Entries from a dataset of interfaces:
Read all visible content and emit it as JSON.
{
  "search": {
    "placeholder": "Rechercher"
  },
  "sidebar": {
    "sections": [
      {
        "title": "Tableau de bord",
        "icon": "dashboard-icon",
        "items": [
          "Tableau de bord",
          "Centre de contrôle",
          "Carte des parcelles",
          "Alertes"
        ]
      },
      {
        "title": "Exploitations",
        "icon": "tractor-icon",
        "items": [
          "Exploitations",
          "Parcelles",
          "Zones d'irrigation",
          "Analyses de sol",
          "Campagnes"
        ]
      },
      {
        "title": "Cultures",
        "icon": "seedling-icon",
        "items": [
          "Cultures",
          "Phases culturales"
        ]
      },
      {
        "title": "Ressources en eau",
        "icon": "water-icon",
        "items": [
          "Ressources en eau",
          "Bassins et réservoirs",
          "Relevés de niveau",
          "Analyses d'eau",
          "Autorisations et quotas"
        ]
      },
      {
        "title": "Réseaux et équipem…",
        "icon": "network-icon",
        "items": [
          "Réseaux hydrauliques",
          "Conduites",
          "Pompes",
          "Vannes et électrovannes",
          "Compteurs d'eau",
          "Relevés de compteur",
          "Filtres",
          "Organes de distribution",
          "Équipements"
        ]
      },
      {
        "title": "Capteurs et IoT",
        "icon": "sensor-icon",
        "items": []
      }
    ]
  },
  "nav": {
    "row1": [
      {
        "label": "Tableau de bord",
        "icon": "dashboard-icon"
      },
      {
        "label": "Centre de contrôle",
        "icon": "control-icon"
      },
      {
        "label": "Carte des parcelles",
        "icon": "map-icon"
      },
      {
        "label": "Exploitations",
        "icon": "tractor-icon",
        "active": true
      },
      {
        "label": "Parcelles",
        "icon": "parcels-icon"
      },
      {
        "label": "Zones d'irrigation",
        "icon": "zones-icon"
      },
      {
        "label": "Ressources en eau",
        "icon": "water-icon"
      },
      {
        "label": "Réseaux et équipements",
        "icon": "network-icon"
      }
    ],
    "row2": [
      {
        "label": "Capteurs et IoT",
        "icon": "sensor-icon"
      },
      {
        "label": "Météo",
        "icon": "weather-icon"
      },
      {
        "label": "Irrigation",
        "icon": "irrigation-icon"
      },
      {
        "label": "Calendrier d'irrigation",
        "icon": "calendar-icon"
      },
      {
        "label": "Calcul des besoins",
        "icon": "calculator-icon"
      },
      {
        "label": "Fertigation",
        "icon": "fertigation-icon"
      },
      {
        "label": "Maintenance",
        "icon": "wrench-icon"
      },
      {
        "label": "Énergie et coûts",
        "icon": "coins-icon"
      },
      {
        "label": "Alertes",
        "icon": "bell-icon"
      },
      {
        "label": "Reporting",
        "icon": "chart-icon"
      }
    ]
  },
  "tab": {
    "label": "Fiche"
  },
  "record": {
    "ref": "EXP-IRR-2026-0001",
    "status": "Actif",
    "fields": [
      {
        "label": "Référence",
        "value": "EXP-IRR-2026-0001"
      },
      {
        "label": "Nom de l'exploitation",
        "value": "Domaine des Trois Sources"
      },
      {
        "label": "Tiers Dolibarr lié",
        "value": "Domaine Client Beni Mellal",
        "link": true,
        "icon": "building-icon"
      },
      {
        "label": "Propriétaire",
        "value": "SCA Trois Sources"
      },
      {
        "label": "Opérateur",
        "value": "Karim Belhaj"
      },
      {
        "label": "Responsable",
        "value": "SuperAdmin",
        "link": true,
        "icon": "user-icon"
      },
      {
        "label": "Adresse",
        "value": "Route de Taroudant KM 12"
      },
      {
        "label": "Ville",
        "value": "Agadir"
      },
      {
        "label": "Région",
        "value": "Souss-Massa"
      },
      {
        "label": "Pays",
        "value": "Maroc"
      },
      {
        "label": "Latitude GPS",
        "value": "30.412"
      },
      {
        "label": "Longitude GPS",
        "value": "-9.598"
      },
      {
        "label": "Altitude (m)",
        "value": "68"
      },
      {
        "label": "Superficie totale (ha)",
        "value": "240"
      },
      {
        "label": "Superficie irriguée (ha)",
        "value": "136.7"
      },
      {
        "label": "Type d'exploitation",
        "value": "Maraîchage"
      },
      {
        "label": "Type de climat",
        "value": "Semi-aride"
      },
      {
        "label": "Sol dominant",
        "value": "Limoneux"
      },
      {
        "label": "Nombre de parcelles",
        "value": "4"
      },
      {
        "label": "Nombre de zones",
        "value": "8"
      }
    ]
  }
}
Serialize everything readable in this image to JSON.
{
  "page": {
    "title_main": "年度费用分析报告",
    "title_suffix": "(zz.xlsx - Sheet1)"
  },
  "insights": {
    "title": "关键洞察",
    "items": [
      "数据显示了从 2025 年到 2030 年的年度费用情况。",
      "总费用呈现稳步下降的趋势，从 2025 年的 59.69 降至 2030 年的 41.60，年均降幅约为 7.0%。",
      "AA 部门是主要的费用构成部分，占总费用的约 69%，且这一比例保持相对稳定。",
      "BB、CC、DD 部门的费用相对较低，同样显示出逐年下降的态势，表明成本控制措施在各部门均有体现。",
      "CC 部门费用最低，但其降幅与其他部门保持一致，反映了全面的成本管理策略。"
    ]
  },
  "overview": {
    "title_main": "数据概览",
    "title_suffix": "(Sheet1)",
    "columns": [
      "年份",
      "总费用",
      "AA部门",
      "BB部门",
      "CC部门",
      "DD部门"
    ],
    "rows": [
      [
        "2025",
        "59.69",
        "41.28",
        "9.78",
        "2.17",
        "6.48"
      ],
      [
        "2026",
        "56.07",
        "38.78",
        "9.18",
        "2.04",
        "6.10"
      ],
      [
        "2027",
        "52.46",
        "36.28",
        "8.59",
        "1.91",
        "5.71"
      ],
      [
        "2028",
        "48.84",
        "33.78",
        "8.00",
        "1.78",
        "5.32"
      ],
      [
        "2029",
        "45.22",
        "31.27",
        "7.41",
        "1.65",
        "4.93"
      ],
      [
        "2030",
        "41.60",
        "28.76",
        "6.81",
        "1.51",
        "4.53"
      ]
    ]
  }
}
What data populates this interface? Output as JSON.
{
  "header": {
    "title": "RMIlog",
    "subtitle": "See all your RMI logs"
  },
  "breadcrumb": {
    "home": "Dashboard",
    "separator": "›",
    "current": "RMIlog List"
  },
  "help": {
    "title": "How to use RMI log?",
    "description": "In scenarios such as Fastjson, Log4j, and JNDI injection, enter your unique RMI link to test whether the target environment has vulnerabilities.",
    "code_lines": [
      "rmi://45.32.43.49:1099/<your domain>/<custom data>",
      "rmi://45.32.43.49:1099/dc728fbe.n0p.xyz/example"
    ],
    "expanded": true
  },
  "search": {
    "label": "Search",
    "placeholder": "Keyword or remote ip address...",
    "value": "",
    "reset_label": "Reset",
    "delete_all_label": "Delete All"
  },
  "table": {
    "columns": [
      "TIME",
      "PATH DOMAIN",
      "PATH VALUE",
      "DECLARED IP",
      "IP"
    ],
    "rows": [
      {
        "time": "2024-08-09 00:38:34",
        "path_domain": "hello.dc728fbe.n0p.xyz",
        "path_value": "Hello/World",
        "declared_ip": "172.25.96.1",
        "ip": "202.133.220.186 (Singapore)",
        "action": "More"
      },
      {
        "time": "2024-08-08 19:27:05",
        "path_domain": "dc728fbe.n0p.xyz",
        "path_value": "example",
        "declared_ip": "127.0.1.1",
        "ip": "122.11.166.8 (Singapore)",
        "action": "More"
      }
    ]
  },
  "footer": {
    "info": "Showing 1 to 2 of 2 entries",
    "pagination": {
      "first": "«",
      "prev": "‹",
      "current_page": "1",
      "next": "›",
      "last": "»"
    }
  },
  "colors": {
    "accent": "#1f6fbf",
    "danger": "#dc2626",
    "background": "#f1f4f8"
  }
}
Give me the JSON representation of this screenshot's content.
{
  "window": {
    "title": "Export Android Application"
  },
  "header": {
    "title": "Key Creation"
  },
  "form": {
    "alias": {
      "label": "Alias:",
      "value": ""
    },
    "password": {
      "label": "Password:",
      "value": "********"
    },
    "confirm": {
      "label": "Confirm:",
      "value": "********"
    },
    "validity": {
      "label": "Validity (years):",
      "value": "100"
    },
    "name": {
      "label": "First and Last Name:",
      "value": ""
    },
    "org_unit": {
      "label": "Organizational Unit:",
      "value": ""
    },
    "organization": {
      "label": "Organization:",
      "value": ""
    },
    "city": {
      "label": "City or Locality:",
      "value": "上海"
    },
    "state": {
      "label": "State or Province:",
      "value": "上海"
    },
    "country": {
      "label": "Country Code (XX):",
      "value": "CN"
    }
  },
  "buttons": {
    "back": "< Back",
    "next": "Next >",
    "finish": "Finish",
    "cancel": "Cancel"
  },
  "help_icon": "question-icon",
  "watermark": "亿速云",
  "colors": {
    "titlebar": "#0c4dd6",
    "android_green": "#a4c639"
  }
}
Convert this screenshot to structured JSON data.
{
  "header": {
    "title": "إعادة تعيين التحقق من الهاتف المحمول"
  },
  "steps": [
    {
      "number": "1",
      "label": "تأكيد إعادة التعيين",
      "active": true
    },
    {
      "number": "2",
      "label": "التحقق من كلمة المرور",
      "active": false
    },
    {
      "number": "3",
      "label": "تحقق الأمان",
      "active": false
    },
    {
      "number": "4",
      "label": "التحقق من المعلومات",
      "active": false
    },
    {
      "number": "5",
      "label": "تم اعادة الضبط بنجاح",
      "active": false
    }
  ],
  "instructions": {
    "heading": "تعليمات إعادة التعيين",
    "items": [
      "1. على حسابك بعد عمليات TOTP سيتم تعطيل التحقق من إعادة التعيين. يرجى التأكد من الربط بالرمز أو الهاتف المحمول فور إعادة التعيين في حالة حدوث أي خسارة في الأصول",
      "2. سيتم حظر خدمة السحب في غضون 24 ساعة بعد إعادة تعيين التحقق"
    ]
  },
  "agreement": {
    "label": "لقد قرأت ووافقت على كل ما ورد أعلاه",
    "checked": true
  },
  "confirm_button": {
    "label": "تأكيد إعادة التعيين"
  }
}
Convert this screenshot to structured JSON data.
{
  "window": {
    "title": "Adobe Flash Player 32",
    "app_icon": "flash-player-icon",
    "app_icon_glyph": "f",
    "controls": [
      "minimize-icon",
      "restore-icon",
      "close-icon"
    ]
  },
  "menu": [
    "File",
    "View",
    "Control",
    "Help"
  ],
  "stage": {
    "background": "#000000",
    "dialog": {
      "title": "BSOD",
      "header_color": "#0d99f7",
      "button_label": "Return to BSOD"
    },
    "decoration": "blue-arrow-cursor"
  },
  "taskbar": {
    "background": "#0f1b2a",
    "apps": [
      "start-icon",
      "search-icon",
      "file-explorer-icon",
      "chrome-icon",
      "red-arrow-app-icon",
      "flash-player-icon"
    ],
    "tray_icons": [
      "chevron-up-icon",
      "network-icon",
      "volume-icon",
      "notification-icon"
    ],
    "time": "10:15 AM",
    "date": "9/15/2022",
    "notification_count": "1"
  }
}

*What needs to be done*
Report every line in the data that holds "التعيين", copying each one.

*Task output*
      "label": "تأكيد إعادة التعيين",
    "heading": "تعليمات إعادة التعيين",
      "1. على حسابك بعد عمليات TOTP سيتم تعطيل التحقق من إعادة التعيين. يرجى التأكد من الربط بالرمز أو الهاتف المحمول فور إعادة التعيين في حالة حدوث أي خسارة في الأصول",
    "label": "تأكيد إعادة التعيين"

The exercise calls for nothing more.